HE-VA Grass Rolls - In the field

Geared up to manage a large grassland area

An effective and time-efficient grassland maintenance programme is essential for Shropshire farmer Ian Mainwaring. At Crimps Farm, in Ellesmere, he runs a busy mixed farm which includes 700 acres of grassland for his commercial spring-calving suckler herd.

Most of the grassland area is parkland and is permanent pasture. Soils on the farm are mainly loams but there is some sandy land and some heavy clay land too.

Ian MainwaringMr Mainwaring explains: “The suckler herd and followers are partially outwintered, so poaching and shallow compaction have always been issues here.

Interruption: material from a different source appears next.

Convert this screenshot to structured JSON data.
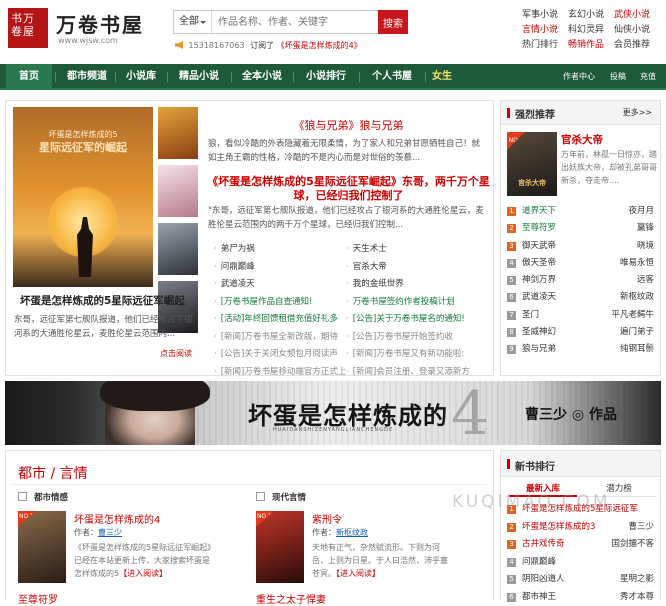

“In a normal year, we will flat roll the parkland in early spring to iron out the poached ground. We used to have a 3m wide set of rolls and these had to be literally rolled along the road in-between fields.

“A few years ago, we invested in a set of HE-VA grass rolls which fold down to an 8m working width but fold up hydraulically for moving between fields. This significantly increased our daily work rates: we not only cover more ground more quickly in the field, we can also safely achieve road travel speeds of 20mph.

“Once the ground has been rolled, we follow with a 6m wide folding slitter, then we’ll take a tine harrow through to remove the molehills and cowpats. Sometimes we roll a second time, but we’ll make that decision on a field by field basis.  

“Once the ground had been levelled, we reseed any bare areas using a seed box on our grass harrow, or broadcast seed on with a slug pelleter on the back of a quad bike.

“This spring, the rolls and slitter will have a lot of work to repair damaged swards from the very wet autumn and winter we’ve experienced. As well as poaching, there’s rutting of tracks, and we’ve had waterlogging and flooding too.

Silage leys

Silage leys account for 200 acres of the grassland and are reseeded on a rotational basis every 5 years. Cattle do not graze these fields and so the spring maintenance programme is just two steps: slitting to get air down to grass roots to stimulate growth, and then rolling.

Mr Mainwaring explains: “Rolling is important – but not just to keep soil out of the clamp by flattening down loose stones or sods the slitter has thrown up and levelling out molehills. Rolling also helps prevent diffuse pollution: a lot of our land is sloping and there is risk of run off into a nearby canal and the town’s meres.”

Article first appeared in   Feb 21st 2020